How can I change?
“I want my daughter to feel better about herself than I did growing up. But how can I help her with that if I don’t feel good about myself?”
These are the words of a single mom who had become painfully aware of the destructive toll her anger and immaturity were taking on her daughter. I understood her painful question to mean there was a glimmer of hope for her relationship with her daughter. The weeks of therapy had created an awareness and an uncomfortable level of pain that lead to healing for her and, ultimately, a better, more encouraging environment for her child.
The next question necessary to answer her question is “How can I change?” Fortunately, she had discovered an important truth about relationships. If you want to change the way you relate to and affect others you must start with yourself. “How can I change?”
This mom had become aware that she was repeating the painfully destructive parenting she had experienced growing up. Though very successful in her professional job, she was failing miserably with the person she loved most. She desperately wanted her daughter to grow up with a more positive view of herself and others.
The truth is that you cannot teach your child something you don’t have deep inside yourself. Unkind parents do not raise kind children. Undisciplined parents cannot raise disciplined children. Self-centered parents cannot raise children who will care about others. Who you are is what you really teach your children because your actions express your core values. You cannot separate who you are from the way you “parent” your child.
Whether you are struggling with parenting issues, your marriage, your boss, or other issues, one relationship principle is unchangeable; the only person you can change is YOU.

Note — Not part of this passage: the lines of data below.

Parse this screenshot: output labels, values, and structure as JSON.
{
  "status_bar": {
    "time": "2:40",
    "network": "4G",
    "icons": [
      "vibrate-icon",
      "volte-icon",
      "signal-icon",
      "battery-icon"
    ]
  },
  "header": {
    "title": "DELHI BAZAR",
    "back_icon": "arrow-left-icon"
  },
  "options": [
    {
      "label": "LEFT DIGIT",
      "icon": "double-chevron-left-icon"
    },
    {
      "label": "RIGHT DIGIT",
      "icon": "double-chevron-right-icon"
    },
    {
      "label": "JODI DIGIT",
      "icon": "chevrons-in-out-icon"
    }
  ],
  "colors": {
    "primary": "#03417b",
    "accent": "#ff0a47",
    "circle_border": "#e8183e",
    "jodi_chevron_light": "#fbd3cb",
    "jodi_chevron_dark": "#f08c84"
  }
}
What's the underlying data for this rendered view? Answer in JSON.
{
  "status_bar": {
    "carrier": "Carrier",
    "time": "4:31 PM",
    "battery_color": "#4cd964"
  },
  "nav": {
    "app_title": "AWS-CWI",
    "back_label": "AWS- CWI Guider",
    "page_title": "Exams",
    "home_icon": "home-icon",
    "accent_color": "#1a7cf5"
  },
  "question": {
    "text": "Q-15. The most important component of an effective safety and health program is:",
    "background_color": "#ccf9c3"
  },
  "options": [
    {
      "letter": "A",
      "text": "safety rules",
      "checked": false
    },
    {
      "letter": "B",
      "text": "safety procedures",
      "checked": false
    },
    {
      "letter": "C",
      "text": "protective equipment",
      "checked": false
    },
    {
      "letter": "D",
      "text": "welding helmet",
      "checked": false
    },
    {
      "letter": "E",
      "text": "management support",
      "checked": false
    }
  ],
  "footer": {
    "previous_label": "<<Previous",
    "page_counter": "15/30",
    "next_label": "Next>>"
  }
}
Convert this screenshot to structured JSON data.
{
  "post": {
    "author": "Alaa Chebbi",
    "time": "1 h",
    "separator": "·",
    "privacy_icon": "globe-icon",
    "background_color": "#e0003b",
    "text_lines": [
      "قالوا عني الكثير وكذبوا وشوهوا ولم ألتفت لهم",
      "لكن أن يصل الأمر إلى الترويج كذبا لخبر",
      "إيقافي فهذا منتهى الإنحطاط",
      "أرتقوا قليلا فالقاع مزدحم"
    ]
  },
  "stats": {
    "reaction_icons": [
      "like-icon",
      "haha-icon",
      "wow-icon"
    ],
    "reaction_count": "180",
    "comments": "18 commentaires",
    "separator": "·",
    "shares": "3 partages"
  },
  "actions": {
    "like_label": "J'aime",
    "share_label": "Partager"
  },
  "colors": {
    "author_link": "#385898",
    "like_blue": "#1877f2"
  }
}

The following scriptures identify the fact that the way we live proceeds from attitudes deep within us. Proverbs 4:23 states, “Above all else, guard your heart, for it is the wellspring of life.” Jesus states the same basic idea in Luke 6:45, “The good man brings good things out of the good stored up in his heart, and the evil man brings evil things out of the evil stored up in his heart. For out of the overflow of his heart his mouth speaks.”
One of the most consequential choices we have in life is how we deal with our pain. If you choose to live in the pity and pain of what has hurt you, you will likely be miserable and destroy your relationship with all those you love. This was the path the single mom was going down and she became painfully aware of where this was going. There is a better choice, one this mom was willing to make.
The other choice is how to use the pain to heal and to give you a new heart and a new way of living.
Do you need a change of heart? This kind of transformation is sometimes referred to as “conversion.” It is often a painful process that puts you face to face with who you have allowed yourself to become. It is a choice to turn your life over to God to begin the healing process which you cannot accomplish on your own.
So, the answer to the question comes down to this. Choose, and decide what you want to be healed about yourself. You may decide to gather some information through reading or talking with a wise confidant before initiating a plan of action. I encourage you to examine the claim of Jesus and trust him as your savior. Whatever you decide to do, own the decision and live with it. Don’t blame others; it’s your decision.
The final step to changing directions is to act. The change process begins with pain which creates awareness. If the awareness is keen enough it pushes us toward a decision about how to deal with the pain; to cover it or deal with the underlying, deeper issue. So, get a plan which will deal with the real problem. Determine some steps you will take to change and act on them. You may stubble from time to time and need a course correction. But if you have done your homework well and are willing to take a disciplined approach over the long term you will find that you are a better person for your effort.
Don’t give up; change is difficult. God loves you and wants to help you have a better life, and better relationships. He will meet you at the point of your effort. Change is a process that usually takes time to correct old habits. Don’t give up. It has probably taken years for the problem you’re dealing with to develop. It will take time to change course but taking responsibility for yourself is an exhilarating and rewarding experience.
Is there some aspect of your life that is not okay? If so, why is it this way? How did you come to this place? What’s going to happen if you do not address the issue?
Are you really okay with letting things go, to play themselves out? If you’re not okay with it then decide on some responsible course of action and do what you can. Problems don’t just go away. You may not resolve the issue to your complete satisfaction but you will have the peace of knowing you did the best you could.
You may have come to the end of this series of blogs a bit disappointed and frustrated because I haven’t told you what to do about your exact, personal challenge. Why did I not do that? There are a couple of reasons for the lack of specific suggestions about what you are dealing with. First, I don’t know or have specific information about you and the problem you are dealing with. Therefore, I cannot be more specific about your situation. The second reason is, even if I knew the details and had a fair amount of understanding of your challenge, I would not tell you what to do. Why not? Because, while I may suggest some options or directions for you to consider, what you choose to do or not do is your responsibility.
Hopefully, the outline of the steps to change I have provided will guide you to make decisions that will serve you well. I’m including this link on making good decisions that you may want to review as you consider the next step in your change process.https://www.cosdavis.com/6-reminders-about-good-choices-a-checklist/
A prayer for you. https://www.youtube.com/watch?v=agPnMxp5Occ